Activity: Set down every line of the data, unchanged and complete.

Exercise data:
···
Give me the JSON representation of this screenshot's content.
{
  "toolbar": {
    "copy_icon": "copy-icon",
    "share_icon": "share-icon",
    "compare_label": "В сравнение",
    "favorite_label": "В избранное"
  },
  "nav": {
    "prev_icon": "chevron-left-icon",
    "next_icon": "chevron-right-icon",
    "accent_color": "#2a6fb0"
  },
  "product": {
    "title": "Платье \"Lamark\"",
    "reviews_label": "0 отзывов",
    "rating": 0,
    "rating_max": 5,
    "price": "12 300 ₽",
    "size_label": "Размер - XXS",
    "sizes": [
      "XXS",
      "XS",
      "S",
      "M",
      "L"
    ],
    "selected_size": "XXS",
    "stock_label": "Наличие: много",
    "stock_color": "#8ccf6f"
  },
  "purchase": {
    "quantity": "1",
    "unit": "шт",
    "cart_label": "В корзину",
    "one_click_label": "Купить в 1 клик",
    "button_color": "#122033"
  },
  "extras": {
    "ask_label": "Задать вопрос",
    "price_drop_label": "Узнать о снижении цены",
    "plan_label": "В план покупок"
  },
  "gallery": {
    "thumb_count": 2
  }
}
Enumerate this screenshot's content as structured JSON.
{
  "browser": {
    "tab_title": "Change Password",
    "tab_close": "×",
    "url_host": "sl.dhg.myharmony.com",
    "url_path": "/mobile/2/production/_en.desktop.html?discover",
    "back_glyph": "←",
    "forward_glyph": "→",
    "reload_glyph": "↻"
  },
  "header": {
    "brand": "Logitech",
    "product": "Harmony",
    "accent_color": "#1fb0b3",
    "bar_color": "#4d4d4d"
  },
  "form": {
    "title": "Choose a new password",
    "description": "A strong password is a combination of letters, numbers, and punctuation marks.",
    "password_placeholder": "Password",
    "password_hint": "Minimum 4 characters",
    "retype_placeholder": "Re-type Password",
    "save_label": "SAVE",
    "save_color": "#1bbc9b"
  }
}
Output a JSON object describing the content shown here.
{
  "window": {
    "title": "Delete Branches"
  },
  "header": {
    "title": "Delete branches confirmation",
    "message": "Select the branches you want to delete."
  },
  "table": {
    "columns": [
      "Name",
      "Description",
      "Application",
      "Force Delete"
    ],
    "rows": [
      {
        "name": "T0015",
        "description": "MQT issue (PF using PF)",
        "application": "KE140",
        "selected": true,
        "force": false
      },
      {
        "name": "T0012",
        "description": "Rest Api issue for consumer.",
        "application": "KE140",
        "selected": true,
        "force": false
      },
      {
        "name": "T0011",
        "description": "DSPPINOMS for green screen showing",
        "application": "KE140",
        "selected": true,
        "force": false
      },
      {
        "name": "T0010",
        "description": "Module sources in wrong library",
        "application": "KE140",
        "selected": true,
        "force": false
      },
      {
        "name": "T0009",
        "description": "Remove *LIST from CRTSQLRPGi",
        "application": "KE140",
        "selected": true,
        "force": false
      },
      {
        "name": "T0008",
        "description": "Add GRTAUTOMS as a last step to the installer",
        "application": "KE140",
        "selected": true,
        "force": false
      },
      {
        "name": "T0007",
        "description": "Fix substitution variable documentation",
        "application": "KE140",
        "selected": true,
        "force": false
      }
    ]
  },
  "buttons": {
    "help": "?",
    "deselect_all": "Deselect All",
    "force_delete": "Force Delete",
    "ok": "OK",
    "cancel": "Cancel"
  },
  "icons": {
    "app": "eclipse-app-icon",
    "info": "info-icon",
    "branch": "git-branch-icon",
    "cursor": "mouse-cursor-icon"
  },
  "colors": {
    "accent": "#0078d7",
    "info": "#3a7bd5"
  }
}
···
Output for this task:
Give me the JSON representation of this screenshot's content.
{
  "toolbar": {
    "copy_icon": "copy-icon",
    "share_icon": "share-icon",
    "compare_label": "В сравнение",
    "favorite_label": "В избранное"
  },
  "nav": {
    "prev_icon": "chevron-left-icon",
    "next_icon": "chevron-right-icon",
    "accent_color": "#2a6fb0"
  },
  "product": {
    "title": "Платье \"Lamark\"",
    "reviews_label": "0 отзывов",
    "rating": 0,
    "rating_max": 5,
    "price": "12 300 ₽",
    "size_label": "Размер - XXS",
    "sizes": [
      "XXS",
      "XS",
      "S",
      "M",
      "L"
    ],
    "selected_size": "XXS",
    "stock_label": "Наличие: много",
    "stock_color": "#8ccf6f"
  },
  "purchase": {
    "quantity": "1",
    "unit": "шт",
    "cart_label": "В корзину",
    "one_click_label": "Купить в 1 клик",
    "button_color": "#122033"
  },
  "extras": {
    "ask_label": "Задать вопрос",
    "price_drop_label": "Узнать о снижении цены",
    "plan_label": "В план покупок"
  },
  "gallery": {
    "thumb_count": 2
  }
}
Enumerate this screenshot's content as structured JSON.
{
  "browser": {
    "tab_title": "Change Password",
    "tab_close": "×",
    "url_host": "sl.dhg.myharmony.com",
    "url_path": "/mobile/2/production/_en.desktop.html?discover",
    "back_glyph": "←",
    "forward_glyph": "→",
    "reload_glyph": "↻"
  },
  "header": {
    "brand": "Logitech",
    "product": "Harmony",
    "accent_color": "#1fb0b3",
    "bar_color": "#4d4d4d"
  },
  "form": {
    "title": "Choose a new password",
    "description": "A strong password is a combination of letters, numbers, and punctuation marks.",
    "password_placeholder": "Password",
    "password_hint": "Minimum 4 characters",
    "retype_placeholder": "Re-type Password",
    "save_label": "SAVE",
    "save_color": "#1bbc9b"
  }
}
Output a JSON object describing the content shown here.
{
  "window": {
    "title": "Delete Branches"
  },
  "header": {
    "title": "Delete branches confirmation",
    "message": "Select the branches you want to delete."
  },
  "table": {
    "columns": [
      "Name",
      "Description",
      "Application",
      "Force Delete"
    ],
    "rows": [
      {
        "name": "T0015",
        "description": "MQT issue (PF using PF)",
        "application": "KE140",
        "selected": true,
        "force": false
      },
      {
        "name": "T0012",
        "description": "Rest Api issue for consumer.",
        "application": "KE140",
        "selected": true,
        "force": false
      },
      {
        "name": "T0011",
        "description": "DSPPINOMS for green screen showing",
        "application": "KE140",
        "selected": true,
        "force": false
      },
      {
        "name": "T0010",
        "description": "Module sources in wrong library",
        "application": "KE140",
        "selected": true,
        "force": false
      },
      {
        "name": "T0009",
        "description": "Remove *LIST from CRTSQLRPGi",
        "application": "KE140",
        "selected": true,
        "force": false
      },
      {
        "name": "T0008",
        "description": "Add GRTAUTOMS as a last step to the installer",
        "application": "KE140",
        "selected": true,
        "force": false
      },
      {
        "name": "T0007",
        "description": "Fix substitution variable documentation",
        "application": "KE140",
        "selected": true,
        "force": false
      }
    ]
  },
  "buttons": {
    "help": "?",
    "deselect_all": "Deselect All",
    "force_delete": "Force Delete",
    "ok": "OK",
    "cancel": "Cancel"
  },
  "icons": {
    "app": "eclipse-app-icon",
    "info": "info-icon",
    "branch": "git-branch-icon",
    "cursor": "mouse-cursor-icon"
  },
  "colors": {
    "accent": "#0078d7",
    "info": "#3a7bd5"
  }
}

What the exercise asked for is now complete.